EXERCISE DESCRIPTION: In full and exactly, please return the records, but keep out the pictures.

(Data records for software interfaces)
-.-.-

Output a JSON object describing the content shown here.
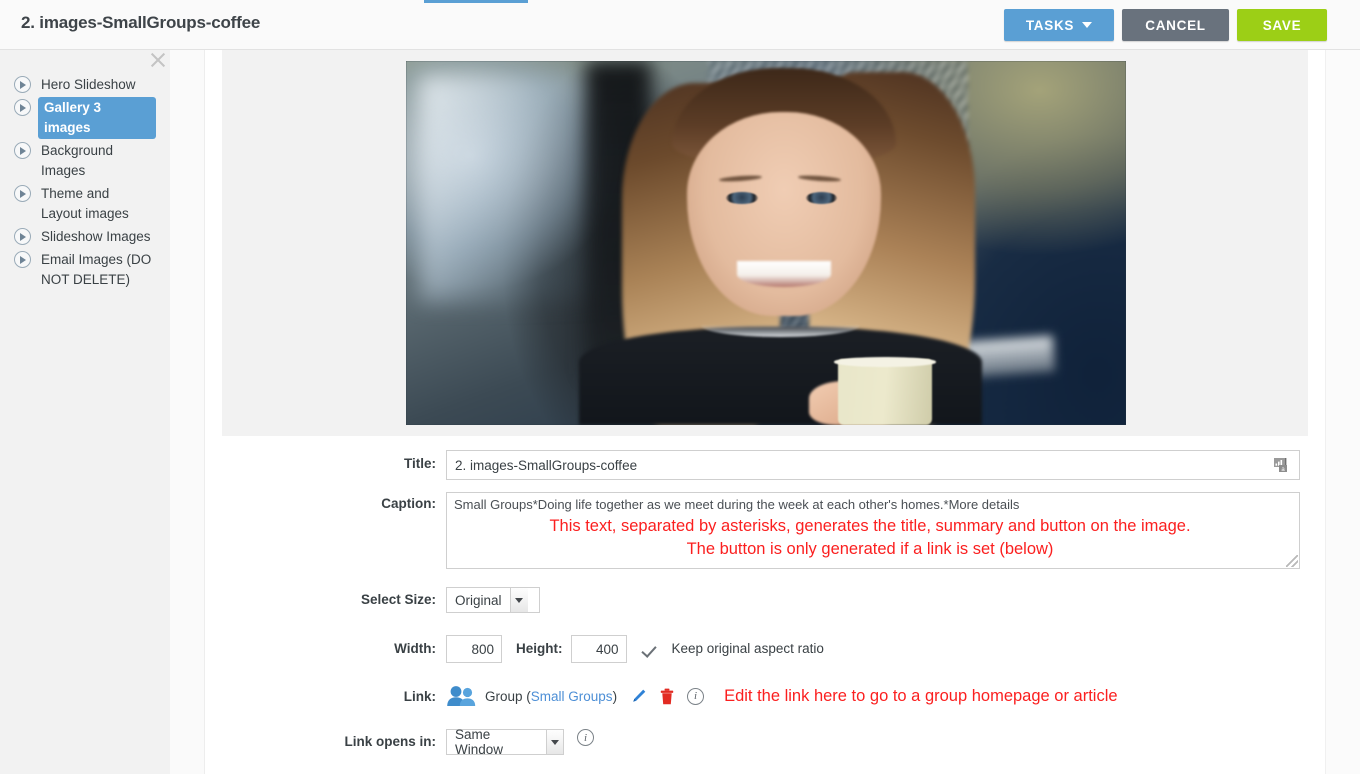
{
  "header": {
    "title": "2. images-SmallGroups-coffee",
    "tasks_label": "TASKS",
    "cancel_label": "CANCEL",
    "save_label": "SAVE",
    "accent_color": "#5a9fd4",
    "save_color": "#9ccf16",
    "cancel_color": "#69727d"
  },
  "sidebar": {
    "items": [
      {
        "label": "Hero Slideshow",
        "selected": false
      },
      {
        "label": "Gallery 3 images",
        "selected": true
      },
      {
        "label": "Background Images",
        "selected": false
      },
      {
        "label": "Theme and Layout images",
        "selected": false
      },
      {
        "label": "Slideshow Images",
        "selected": false
      },
      {
        "label": "Email Images (DO NOT DELETE)",
        "selected": false
      }
    ]
  },
  "form": {
    "title": {
      "label": "Title:",
      "value": "2. images-SmallGroups-coffee"
    },
    "caption": {
      "label": "Caption:",
      "value": "Small Groups*Doing life together as we meet during the week at each other's homes.*More details",
      "hint_line1": "This text, separated by asterisks, generates the title, summary and button on the image.",
      "hint_line2": "The button is only generated if a link is set (below)",
      "hint_color": "#fb1f1f"
    },
    "select_size": {
      "label": "Select Size:",
      "value": "Original"
    },
    "dimensions": {
      "width_label": "Width:",
      "width_value": "800",
      "height_label": "Height:",
      "height_value": "400",
      "aspect_label": "Keep original aspect ratio",
      "aspect_checked": true
    },
    "link": {
      "label": "Link:",
      "type_text": "Group (",
      "target_name": "Small Groups",
      "type_text_end": ")",
      "hint": "Edit the link here to go to a group homepage or article",
      "hint_color": "#fb1f1f"
    },
    "link_opens": {
      "label": "Link opens in:",
      "value": "Same Window"
    }
  }
}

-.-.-

COMPLETED EXERCISE:
Output a JSON object describing the content shown here.
{
  "header": {
    "title": "2. images-SmallGroups-coffee",
    "tasks_label": "TASKS",
    "cancel_label": "CANCEL",
    "save_label": "SAVE",
    "accent_color": "#5a9fd4",
    "save_color": "#9ccf16",
    "cancel_color": "#69727d"
  },
  "sidebar": {
    "items": [
      {
        "label": "Hero Slideshow",
        "selected": false
      },
      {
        "label": "Gallery 3 images",
        "selected": true
      },
      {
        "label": "Background Images",
        "selected": false
      },
      {
        "label": "Theme and Layout images",
        "selected": false
      },
      {
        "label": "Slideshow Images",
        "selected": false
      },
      {
        "label": "Email Images (DO NOT DELETE)",
        "selected": false
      }
    ]
  },
  "form": {
    "title": {
      "label": "Title:",
      "value": "2. images-SmallGroups-coffee"
    },
    "caption": {
      "label": "Caption:",
      "value": "Small Groups*Doing life together as we meet during the week at each other's homes.*More details",
      "hint_line1": "This text, separated by asterisks, generates the title, summary and button on the image.",
      "hint_line2": "The button is only generated if a link is set (below)",
      "hint_color": "#fb1f1f"
    },
    "select_size": {
      "label": "Select Size:",
      "value": "Original"
    },
    "dimensions": {
      "width_label": "Width:",
      "width_value": "800",
      "height_label": "Height:",
      "height_value": "400",
      "aspect_label": "Keep original aspect ratio",
      "aspect_checked": true
    },
    "link": {
      "label": "Link:",
      "type_text": "Group (",
      "target_name": "Small Groups",
      "type_text_end": ")",
      "hint": "Edit the link here to go to a group homepage or article",
      "hint_color": "#fb1f1f"
    },
    "link_opens": {
      "label": "Link opens in:",
      "value": "Same Window"
    }
  }
}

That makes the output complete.